Before recently, the News Feed would rate all the stories published since you last logged on and show you the best ones. But if one wasn’t quite interesting enough to be right at the top, you might never see it. Then if you came back a few hours later, additional stories would have been piled on top and it was unlikely that you’d ever see it.
With Story Bumping, Facebook doesn’t just look at what stories have been published since you last looked at the feed, but at all the recent stories you hadn’t seen — not just “new” but “new to you”. This way you see more relevant stories, even if they’re a little bit older.
Facebook has rolled Story Bumping out on the web and is starting to push it to mobile. Initial tests showed the Story Bumping led to 5% more likes, comments, and shares on stories from friends, an 8% boost in interactions for stories from Pages and public figures, and an increase from 57% of potentially visible stories read to 70%. People are reading a larger fraction of their stories thanks to this algorithm change.
Story Bumping Impacet
Facebook’s Lars Backstrom also announced two more News Feed changes.
“Last Actor” looks at the 50 people you most recently interacted on Facebook such as viewing someone’s profile or photos, and liking their feed stories. Facebook then shows you more of them in your feed in the short-term. Say you browse through 100 photos of a girl you have a crush on, you’ll see more of her in your feed later that day. Note that this doesn’t mean anyone knows about your private Facebook browsing habits. This feature only affects what you see. The Last Actor algorithm change has been rolled out and is now impacting the web and mobile News Feed.
“Chronological By Actor” is Facebook’s attempt to make real-time content more comprehensible. Say a friend is posting rapid updates about a football game. Showing them in ranked order regardless of their chronological order would be confusing, as you might see the game’s final score first, then a photo from half-time, then a touchdown in the third quarter, and then your friend’s excitement about the game starting. So Facebook will soon start to show these rapid real-time updates in chronological order so you see the first update first and the rest in order.

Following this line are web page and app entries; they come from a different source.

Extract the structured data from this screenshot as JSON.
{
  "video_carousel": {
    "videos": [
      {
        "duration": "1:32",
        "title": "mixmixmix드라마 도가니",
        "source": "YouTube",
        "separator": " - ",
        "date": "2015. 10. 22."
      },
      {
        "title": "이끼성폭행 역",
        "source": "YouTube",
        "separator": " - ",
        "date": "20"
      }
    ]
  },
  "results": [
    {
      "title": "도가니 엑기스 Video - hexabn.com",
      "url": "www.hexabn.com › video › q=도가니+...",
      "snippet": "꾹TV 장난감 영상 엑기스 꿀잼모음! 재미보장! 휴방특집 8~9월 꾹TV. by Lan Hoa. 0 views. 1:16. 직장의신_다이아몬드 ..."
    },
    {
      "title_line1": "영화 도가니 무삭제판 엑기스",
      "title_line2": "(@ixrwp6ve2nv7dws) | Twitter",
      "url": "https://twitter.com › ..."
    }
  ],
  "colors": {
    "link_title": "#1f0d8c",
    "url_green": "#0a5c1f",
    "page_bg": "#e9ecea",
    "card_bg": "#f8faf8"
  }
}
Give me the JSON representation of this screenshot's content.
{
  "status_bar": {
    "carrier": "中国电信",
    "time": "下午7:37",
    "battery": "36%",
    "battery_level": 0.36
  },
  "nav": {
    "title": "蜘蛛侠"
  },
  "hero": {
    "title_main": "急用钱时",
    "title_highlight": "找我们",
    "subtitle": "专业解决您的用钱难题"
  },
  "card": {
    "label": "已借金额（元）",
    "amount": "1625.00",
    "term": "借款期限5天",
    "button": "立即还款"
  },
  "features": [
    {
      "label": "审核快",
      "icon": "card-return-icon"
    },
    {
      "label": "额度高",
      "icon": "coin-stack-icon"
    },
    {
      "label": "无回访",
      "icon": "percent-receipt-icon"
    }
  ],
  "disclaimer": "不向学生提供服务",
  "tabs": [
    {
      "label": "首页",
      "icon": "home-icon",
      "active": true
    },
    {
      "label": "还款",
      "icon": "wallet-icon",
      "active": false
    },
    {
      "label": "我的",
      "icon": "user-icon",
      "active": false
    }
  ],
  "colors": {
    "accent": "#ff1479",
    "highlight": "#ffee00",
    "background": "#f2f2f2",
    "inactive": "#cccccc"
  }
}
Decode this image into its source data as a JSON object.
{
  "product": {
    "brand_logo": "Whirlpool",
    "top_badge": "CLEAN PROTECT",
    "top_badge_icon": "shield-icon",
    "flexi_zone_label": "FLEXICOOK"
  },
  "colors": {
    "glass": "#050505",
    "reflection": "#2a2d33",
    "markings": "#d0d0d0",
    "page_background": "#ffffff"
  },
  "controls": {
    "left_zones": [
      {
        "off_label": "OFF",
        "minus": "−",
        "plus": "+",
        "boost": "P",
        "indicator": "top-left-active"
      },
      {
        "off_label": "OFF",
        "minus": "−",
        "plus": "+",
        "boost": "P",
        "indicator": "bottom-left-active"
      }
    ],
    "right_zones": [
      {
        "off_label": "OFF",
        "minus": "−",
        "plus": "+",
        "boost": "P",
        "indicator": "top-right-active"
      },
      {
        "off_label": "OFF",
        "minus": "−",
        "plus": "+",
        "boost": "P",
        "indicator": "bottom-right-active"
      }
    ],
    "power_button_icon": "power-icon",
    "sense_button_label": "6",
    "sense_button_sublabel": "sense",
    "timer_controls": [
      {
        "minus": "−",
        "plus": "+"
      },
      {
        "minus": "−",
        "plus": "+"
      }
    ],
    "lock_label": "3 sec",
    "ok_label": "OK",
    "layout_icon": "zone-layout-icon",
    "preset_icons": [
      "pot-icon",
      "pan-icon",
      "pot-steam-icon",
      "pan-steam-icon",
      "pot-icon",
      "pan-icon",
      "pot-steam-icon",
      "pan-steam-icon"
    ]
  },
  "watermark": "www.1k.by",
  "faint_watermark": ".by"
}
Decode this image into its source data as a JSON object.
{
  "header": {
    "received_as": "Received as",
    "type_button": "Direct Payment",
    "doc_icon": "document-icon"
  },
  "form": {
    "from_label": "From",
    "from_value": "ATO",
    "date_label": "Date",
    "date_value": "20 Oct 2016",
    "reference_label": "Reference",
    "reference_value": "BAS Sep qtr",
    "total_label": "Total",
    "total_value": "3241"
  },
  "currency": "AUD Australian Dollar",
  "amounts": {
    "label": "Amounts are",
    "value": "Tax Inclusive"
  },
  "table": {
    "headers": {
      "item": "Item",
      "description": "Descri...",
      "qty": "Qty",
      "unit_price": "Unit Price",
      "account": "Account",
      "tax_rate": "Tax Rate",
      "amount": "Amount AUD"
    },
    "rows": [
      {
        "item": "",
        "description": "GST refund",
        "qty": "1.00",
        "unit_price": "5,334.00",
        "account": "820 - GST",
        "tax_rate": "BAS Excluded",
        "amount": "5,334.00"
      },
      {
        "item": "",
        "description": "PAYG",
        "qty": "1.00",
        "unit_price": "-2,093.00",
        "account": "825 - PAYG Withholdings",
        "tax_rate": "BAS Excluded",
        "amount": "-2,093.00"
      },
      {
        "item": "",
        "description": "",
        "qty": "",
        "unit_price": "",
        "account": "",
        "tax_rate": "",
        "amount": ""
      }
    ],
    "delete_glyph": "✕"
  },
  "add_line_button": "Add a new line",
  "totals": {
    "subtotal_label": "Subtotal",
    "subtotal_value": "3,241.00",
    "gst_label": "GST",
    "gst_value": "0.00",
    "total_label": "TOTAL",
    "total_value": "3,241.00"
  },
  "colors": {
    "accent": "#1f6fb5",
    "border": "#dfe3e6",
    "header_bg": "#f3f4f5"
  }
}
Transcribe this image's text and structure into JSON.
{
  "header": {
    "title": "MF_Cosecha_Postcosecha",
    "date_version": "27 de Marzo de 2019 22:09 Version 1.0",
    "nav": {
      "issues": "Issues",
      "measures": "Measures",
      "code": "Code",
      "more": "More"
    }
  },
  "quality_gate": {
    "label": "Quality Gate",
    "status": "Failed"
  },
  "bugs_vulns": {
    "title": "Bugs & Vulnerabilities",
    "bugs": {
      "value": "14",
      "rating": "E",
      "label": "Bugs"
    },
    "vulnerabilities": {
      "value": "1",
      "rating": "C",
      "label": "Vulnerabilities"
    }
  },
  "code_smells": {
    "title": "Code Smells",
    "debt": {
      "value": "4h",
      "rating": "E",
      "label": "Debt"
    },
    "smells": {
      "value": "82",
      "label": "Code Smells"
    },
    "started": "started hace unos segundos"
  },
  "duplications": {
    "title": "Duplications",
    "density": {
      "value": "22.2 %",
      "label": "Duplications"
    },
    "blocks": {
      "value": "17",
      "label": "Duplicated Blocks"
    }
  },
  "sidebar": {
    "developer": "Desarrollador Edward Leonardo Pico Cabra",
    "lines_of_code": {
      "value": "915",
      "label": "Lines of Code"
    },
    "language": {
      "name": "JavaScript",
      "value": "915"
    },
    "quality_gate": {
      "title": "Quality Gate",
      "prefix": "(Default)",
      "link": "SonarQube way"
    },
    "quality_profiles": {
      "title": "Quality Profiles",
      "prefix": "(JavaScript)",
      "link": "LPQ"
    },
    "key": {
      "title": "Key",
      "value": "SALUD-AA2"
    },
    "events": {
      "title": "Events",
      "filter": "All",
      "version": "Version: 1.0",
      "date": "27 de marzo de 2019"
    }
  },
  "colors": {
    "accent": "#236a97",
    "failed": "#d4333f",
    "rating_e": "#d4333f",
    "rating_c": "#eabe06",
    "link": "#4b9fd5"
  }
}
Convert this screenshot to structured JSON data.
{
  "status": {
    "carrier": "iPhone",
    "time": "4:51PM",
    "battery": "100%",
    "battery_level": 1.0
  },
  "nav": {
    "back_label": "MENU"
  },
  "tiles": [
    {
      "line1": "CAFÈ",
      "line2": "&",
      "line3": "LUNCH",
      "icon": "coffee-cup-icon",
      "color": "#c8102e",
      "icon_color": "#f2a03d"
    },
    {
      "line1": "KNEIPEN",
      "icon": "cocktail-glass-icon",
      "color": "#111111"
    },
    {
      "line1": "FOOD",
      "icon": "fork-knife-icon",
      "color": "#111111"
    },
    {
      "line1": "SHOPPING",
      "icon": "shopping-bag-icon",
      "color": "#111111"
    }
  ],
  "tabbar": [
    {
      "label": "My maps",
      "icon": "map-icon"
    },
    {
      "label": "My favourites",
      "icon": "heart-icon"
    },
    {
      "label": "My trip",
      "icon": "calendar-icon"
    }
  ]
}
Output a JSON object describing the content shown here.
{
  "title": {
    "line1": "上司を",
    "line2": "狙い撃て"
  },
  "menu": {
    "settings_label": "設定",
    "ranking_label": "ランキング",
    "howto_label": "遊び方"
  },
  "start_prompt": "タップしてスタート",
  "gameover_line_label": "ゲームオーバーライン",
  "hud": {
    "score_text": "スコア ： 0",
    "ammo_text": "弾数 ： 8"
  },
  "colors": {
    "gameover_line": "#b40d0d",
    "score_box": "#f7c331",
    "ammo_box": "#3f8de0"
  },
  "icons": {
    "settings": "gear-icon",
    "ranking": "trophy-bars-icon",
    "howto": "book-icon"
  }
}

Facebook is still trying to figure exactly which stories to show chronologically and which with the normal relevance ranking, so this will be coming out sometime in the future. When asked if this meant Facebook was drifting closer to Twitter’s real-time focus, Cox said that wasn’t really the case, explaining that “Philosophically, Twitter and Facebook are still quite different in their product assumption and product promise. We’ve always been committed to ranking, just given the core demand of “I don’t want to miss stuff”. Twitter has built a whole ecosystem around not ranking and showing things in real-time. I wouldn’t over-pivot on this feature. We’re not changing the core philosophy.”


These changes and more will be described in Facebook For Business blog posts to increase transparency about News Feed. VP of Product Chris Cox explained that “We’re going to post more frequently on a blog about changes you’ll seeing in the News Feed. This will give a sense of… what we’re optimizing for.”
As I wrote last week, Facebook could help people to refine their own feeds if they improved education about how News Feed works and the tools available to filter, hide, and promote certain stories. Today’s “Whiteboard Session” has given possibly the deepest look into how the feed works yet. It hasn’t discussed much about the tools users can employ to customize their feed, but hopefully we’ll hear more about that in future.